Supplied information:
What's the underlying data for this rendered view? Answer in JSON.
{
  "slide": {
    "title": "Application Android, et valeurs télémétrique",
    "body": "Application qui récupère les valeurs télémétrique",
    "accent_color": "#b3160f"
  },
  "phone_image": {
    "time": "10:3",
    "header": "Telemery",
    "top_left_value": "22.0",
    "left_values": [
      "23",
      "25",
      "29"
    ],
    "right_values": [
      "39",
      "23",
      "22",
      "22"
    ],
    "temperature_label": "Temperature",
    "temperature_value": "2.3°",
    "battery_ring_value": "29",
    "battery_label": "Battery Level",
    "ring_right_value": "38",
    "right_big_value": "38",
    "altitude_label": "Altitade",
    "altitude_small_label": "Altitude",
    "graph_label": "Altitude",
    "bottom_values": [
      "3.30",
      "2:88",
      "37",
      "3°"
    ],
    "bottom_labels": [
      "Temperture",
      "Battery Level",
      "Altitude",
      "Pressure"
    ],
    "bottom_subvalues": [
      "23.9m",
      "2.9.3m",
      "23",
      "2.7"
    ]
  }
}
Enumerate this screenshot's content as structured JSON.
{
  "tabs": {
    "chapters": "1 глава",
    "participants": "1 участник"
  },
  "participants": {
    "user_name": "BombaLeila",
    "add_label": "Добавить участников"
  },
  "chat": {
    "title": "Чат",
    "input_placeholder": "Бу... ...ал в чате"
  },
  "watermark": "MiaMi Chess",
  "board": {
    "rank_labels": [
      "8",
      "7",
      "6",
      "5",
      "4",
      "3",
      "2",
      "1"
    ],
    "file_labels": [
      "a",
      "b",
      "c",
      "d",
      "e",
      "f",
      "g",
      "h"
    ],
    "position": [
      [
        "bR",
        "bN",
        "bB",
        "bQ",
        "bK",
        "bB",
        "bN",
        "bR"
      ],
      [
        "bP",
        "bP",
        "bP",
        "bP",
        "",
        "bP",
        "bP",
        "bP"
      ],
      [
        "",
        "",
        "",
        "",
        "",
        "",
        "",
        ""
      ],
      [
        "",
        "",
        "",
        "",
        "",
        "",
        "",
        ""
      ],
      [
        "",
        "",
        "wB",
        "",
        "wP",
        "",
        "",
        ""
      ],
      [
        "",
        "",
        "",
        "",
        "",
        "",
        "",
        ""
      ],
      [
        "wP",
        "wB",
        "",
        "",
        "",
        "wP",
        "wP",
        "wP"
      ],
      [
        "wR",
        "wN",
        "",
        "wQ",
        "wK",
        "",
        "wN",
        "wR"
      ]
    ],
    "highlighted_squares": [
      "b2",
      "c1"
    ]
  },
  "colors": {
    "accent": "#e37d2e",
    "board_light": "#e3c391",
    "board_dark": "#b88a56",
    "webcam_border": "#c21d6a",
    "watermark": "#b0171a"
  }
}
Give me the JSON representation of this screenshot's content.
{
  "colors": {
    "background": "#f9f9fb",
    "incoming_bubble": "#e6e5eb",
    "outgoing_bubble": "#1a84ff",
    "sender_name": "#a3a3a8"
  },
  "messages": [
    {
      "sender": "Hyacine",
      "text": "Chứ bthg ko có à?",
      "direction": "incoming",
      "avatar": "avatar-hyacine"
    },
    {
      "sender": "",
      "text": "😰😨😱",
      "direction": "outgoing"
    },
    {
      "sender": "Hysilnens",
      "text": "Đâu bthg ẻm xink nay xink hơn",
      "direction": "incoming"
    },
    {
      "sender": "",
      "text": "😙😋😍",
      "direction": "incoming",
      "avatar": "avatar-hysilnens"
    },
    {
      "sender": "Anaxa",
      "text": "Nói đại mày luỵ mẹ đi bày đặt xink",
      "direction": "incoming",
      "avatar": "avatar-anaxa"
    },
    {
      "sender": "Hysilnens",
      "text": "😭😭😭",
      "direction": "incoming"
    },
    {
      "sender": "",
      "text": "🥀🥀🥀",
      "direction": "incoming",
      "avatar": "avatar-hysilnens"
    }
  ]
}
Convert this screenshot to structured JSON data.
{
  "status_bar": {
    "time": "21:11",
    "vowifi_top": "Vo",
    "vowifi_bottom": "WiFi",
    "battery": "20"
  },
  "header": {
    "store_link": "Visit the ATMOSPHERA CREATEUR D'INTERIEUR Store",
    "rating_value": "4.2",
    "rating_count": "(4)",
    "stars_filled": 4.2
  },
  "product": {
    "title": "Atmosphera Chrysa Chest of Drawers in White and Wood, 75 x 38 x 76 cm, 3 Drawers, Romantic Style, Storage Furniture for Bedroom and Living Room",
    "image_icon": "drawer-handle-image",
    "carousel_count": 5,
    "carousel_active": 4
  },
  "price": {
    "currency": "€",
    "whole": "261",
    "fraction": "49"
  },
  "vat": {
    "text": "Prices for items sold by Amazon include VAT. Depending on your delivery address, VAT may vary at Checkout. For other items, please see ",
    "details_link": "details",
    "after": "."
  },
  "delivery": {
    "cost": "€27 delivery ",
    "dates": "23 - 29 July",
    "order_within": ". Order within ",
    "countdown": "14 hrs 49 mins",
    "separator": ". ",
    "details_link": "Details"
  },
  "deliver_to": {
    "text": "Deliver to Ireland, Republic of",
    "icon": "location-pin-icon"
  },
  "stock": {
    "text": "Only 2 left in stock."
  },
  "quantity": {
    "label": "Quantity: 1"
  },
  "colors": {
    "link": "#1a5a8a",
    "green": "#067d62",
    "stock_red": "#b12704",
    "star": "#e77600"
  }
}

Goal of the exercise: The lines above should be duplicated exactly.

Written solution:
What's the underlying data for this rendered view? Answer in JSON.
{
  "slide": {
    "title": "Application Android, et valeurs télémétrique",
    "body": "Application qui récupère les valeurs télémétrique",
    "accent_color": "#b3160f"
  },
  "phone_image": {
    "time": "10:3",
    "header": "Telemery",
    "top_left_value": "22.0",
    "left_values": [
      "23",
      "25",
      "29"
    ],
    "right_values": [
      "39",
      "23",
      "22",
      "22"
    ],
    "temperature_label": "Temperature",
    "temperature_value": "2.3°",
    "battery_ring_value": "29",
    "battery_label": "Battery Level",
    "ring_right_value": "38",
    "right_big_value": "38",
    "altitude_label": "Altitade",
    "altitude_small_label": "Altitude",
    "graph_label": "Altitude",
    "bottom_values": [
      "3.30",
      "2:88",
      "37",
      "3°"
    ],
    "bottom_labels": [
      "Temperture",
      "Battery Level",
      "Altitude",
      "Pressure"
    ],
    "bottom_subvalues": [
      "23.9m",
      "2.9.3m",
      "23",
      "2.7"
    ]
  }
}
Enumerate this screenshot's content as structured JSON.
{
  "tabs": {
    "chapters": "1 глава",
    "participants": "1 участник"
  },
  "participants": {
    "user_name": "BombaLeila",
    "add_label": "Добавить участников"
  },
  "chat": {
    "title": "Чат",
    "input_placeholder": "Бу... ...ал в чате"
  },
  "watermark": "MiaMi Chess",
  "board": {
    "rank_labels": [
      "8",
      "7",
      "6",
      "5",
      "4",
      "3",
      "2",
      "1"
    ],
    "file_labels": [
      "a",
      "b",
      "c",
      "d",
      "e",
      "f",
      "g",
      "h"
    ],
    "position": [
      [
        "bR",
        "bN",
        "bB",
        "bQ",
        "bK",
        "bB",
        "bN",
        "bR"
      ],
      [
        "bP",
        "bP",
        "bP",
        "bP",
        "",
        "bP",
        "bP",
        "bP"
      ],
      [
        "",
        "",
        "",
        "",
        "",
        "",
        "",
        ""
      ],
      [
        "",
        "",
        "",
        "",
        "",
        "",
        "",
        ""
      ],
      [
        "",
        "",
        "wB",
        "",
        "wP",
        "",
        "",
        ""
      ],
      [
        "",
        "",
        "",
        "",
        "",
        "",
        "",
        ""
      ],
      [
        "wP",
        "wB",
        "",
        "",
        "",
        "wP",
        "wP",
        "wP"
      ],
      [
        "wR",
        "wN",
        "",
        "wQ",
        "wK",
        "",
        "wN",
        "wR"
      ]
    ],
    "highlighted_squares": [
      "b2",
      "c1"
    ]
  },
  "colors": {
    "accent": "#e37d2e",
    "board_light": "#e3c391",
    "board_dark": "#b88a56",
    "webcam_border": "#c21d6a",
    "watermark": "#b0171a"
  }
}
Give me the JSON representation of this screenshot's content.
{
  "colors": {
    "background": "#f9f9fb",
    "incoming_bubble": "#e6e5eb",
    "outgoing_bubble": "#1a84ff",
    "sender_name": "#a3a3a8"
  },
  "messages": [
    {
      "sender": "Hyacine",
      "text": "Chứ bthg ko có à?",
      "direction": "incoming",
      "avatar": "avatar-hyacine"
    },
    {
      "sender": "",
      "text": "😰😨😱",
      "direction": "outgoing"
    },
    {
      "sender": "Hysilnens",
      "text": "Đâu bthg ẻm xink nay xink hơn",
      "direction": "incoming"
    },
    {
      "sender": "",
      "text": "😙😋😍",
      "direction": "incoming",
      "avatar": "avatar-hysilnens"
    },
    {
      "sender": "Anaxa",
      "text": "Nói đại mày luỵ mẹ đi bày đặt xink",
      "direction": "incoming",
      "avatar": "avatar-anaxa"
    },
    {
      "sender": "Hysilnens",
      "text": "😭😭😭",
      "direction": "incoming"
    },
    {
      "sender": "",
      "text": "🥀🥀🥀",
      "direction": "incoming",
      "avatar": "avatar-hysilnens"
    }
  ]
}
Convert this screenshot to structured JSON data.
{
  "status_bar": {
    "time": "21:11",
    "vowifi_top": "Vo",
    "vowifi_bottom": "WiFi",
    "battery": "20"
  },
  "header": {
    "store_link": "Visit the ATMOSPHERA CREATEUR D'INTERIEUR Store",
    "rating_value": "4.2",
    "rating_count": "(4)",
    "stars_filled": 4.2
  },
  "product": {
    "title": "Atmosphera Chrysa Chest of Drawers in White and Wood, 75 x 38 x 76 cm, 3 Drawers, Romantic Style, Storage Furniture for Bedroom and Living Room",
    "image_icon": "drawer-handle-image",
    "carousel_count": 5,
    "carousel_active": 4
  },
  "price": {
    "currency": "€",
    "whole": "261",
    "fraction": "49"
  },
  "vat": {
    "text": "Prices for items sold by Amazon include VAT. Depending on your delivery address, VAT may vary at Checkout. For other items, please see ",
    "details_link": "details",
    "after": "."
  },
  "delivery": {
    "cost": "€27 delivery ",
    "dates": "23 - 29 July",
    "order_within": ". Order within ",
    "countdown": "14 hrs 49 mins",
    "separator": ". ",
    "details_link": "Details"
  },
  "deliver_to": {
    "text": "Deliver to Ireland, Republic of",
    "icon": "location-pin-icon"
  },
  "stock": {
    "text": "Only 2 left in stock."
  },
  "quantity": {
    "label": "Quantity: 1"
  },
  "colors": {
    "link": "#1a5a8a",
    "green": "#067d62",
    "stock_red": "#b12704",
    "star": "#e77600"
  }
}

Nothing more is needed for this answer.